Out of all the things millennials have been accused of ruining this year, fabric softener has got to be the most intriguing.
News of this newfangled accusation first appeared in the Wall Street Journal, which reported that multinational consumer goods manufacturer Procter & Gamble’s fabric softener sales have been on the decline for over a decade now, due in part to the fact that millennials do not know what the product is for.
P&G, which accounts for more than 50 percent of the U.S. liquid softener market with popular brands like Downy and Gain, linked the drop to Gen Y’s eco-conscious tendencies which have been linked to a statistically significant reticence in using chemical products at home.
The company’s most prominent brand Downy, for instance, has witnessed a blistering 26 percent decline in sales between 2007 and 2015 in the US, thus dragging the entire country’s fabric softener sales down by 15 percent over the past eight years.
But P&G is not giving up the fight just yet. After rebranding the product as ‘fabric conditioner’ in the hopes of appealing to the younger generation, the he consumer goods giant has introduced an ad where a GoPro in placed inside a washing machine to show viewers how laundry can wreak havoc on their clothes.
“Downy helps protect your clothes from 100 times the G force of a space rocket launch,” the ad reads, ultimately featuring a detergent alone vs. fabric conditioner split-screen comparison. The ad has been viewed over 10 million times since its launch, with tons of mixed reactions from viewers who took to the comments section to express their frustration at the process.
This being said, and with the existing evidence of millennials financial troubles and accumulating student debt, it is safe to say that fabric softener, regardless of its sweet smell, marketable virtues and apparent usefulness, is sadly far from being on their long list of priorities for the coming years.

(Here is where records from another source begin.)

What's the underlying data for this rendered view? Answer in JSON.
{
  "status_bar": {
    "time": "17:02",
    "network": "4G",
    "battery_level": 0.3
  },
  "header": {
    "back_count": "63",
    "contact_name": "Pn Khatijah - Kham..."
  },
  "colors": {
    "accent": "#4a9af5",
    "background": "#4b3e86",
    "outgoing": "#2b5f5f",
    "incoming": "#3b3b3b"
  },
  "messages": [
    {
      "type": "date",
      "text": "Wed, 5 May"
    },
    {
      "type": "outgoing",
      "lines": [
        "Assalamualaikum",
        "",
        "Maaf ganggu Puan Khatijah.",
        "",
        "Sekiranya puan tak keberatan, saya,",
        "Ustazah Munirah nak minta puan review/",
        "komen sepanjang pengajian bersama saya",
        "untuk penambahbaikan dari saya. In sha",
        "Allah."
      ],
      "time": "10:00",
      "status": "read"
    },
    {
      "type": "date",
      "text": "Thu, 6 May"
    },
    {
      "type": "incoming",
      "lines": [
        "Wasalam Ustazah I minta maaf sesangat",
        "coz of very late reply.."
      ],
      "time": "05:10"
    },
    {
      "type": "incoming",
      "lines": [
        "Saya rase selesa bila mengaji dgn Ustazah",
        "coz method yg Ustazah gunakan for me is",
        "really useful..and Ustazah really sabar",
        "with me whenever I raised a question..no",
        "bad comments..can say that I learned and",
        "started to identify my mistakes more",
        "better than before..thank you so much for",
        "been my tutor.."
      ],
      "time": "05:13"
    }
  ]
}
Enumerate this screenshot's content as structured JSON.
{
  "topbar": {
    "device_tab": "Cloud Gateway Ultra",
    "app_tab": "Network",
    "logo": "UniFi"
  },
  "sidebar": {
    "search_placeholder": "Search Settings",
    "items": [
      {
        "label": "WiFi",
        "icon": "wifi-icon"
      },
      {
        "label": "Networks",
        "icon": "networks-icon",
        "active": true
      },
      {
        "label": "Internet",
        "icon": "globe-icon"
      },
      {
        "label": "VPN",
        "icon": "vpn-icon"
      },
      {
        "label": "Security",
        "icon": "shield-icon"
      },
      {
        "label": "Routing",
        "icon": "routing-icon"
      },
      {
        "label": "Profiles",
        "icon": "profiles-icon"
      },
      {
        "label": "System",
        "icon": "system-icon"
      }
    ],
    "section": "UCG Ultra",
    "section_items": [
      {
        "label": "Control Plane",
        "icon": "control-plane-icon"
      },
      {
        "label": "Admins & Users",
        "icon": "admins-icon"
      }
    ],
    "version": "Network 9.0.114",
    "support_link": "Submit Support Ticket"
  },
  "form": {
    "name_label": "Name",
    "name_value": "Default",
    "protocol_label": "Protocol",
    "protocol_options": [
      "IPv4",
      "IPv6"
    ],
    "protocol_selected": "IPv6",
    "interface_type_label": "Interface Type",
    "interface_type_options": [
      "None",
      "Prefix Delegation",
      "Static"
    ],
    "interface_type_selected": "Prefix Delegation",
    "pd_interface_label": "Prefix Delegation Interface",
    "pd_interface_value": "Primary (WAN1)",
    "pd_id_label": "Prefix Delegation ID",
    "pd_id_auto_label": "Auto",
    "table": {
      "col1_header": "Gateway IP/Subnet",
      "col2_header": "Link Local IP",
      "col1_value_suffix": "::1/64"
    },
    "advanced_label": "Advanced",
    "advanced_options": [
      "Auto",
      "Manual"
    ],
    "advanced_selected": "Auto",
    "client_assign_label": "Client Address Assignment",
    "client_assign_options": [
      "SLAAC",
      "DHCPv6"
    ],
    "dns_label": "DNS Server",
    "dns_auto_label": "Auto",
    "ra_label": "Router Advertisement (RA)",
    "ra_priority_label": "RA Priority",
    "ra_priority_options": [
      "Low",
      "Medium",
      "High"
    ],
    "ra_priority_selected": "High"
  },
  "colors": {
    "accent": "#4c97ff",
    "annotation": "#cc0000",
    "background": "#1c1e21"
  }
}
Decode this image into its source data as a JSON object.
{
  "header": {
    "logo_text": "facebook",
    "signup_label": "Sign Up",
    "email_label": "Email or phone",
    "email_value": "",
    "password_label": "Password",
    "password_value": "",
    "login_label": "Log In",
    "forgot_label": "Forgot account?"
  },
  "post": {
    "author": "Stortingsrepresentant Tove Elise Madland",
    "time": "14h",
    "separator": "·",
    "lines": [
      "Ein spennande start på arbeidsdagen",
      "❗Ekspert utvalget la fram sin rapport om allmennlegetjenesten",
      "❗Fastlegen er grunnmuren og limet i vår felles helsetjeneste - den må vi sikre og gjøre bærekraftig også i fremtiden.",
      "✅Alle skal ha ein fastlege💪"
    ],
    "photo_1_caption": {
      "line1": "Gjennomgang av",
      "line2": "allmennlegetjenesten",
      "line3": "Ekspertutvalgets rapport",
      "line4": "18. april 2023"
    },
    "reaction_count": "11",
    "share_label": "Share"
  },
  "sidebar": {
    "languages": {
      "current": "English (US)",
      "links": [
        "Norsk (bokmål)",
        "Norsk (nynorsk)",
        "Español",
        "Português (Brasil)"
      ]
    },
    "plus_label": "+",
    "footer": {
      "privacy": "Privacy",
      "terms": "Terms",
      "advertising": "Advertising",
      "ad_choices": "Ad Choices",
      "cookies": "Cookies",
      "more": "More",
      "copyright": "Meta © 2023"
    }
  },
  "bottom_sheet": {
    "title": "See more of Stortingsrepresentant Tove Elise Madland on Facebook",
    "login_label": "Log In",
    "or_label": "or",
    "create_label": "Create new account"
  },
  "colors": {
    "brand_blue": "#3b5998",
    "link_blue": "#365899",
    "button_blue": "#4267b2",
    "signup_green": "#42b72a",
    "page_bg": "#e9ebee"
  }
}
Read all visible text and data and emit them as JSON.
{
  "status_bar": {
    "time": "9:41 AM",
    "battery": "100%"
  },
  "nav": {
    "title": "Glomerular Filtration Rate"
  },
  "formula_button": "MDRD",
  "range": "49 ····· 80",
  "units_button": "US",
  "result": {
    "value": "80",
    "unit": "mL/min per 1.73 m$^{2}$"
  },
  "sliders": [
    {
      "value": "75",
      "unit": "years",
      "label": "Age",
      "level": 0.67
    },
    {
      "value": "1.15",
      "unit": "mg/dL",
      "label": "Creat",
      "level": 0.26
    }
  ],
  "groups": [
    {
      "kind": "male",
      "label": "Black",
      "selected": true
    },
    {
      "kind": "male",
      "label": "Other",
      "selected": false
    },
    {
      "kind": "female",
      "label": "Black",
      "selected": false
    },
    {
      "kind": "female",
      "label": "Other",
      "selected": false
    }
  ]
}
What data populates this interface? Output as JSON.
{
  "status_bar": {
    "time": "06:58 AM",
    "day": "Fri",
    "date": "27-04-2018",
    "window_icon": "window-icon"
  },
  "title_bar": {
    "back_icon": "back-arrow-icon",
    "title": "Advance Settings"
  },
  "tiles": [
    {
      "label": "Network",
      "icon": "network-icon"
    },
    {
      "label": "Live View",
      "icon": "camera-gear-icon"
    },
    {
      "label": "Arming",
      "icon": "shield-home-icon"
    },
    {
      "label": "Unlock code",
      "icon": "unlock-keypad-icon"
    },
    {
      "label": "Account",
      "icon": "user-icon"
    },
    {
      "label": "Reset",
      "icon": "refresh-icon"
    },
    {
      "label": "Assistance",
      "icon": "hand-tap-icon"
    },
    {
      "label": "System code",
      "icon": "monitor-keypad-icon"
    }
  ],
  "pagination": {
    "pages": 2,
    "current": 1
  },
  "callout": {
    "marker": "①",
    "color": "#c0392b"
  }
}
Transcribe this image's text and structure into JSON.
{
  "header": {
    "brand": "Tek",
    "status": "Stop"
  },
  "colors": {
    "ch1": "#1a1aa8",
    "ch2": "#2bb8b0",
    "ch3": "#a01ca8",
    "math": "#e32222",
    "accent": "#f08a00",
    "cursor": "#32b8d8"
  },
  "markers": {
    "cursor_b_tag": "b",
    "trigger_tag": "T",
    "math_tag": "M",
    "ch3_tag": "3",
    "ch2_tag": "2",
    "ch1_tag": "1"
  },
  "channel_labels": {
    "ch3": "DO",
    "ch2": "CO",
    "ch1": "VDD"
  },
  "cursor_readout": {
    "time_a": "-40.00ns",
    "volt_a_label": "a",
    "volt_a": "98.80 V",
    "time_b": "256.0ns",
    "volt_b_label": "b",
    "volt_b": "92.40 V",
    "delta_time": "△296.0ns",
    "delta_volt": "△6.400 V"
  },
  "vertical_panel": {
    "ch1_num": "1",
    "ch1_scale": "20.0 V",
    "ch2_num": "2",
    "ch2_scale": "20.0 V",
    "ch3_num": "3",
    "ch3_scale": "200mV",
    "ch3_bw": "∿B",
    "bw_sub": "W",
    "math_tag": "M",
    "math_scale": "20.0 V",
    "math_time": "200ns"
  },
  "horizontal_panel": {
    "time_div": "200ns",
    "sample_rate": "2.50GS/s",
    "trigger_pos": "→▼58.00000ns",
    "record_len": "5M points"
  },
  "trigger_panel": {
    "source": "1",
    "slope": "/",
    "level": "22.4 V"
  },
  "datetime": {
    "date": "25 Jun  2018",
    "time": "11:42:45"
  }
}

However, it seems things are doing slightly better for the company who is just starting to see an increase in sales after years and years of decline, due in part to a new innovation dubbed ‘Scent Beads’ which act like deodorant but for clothes.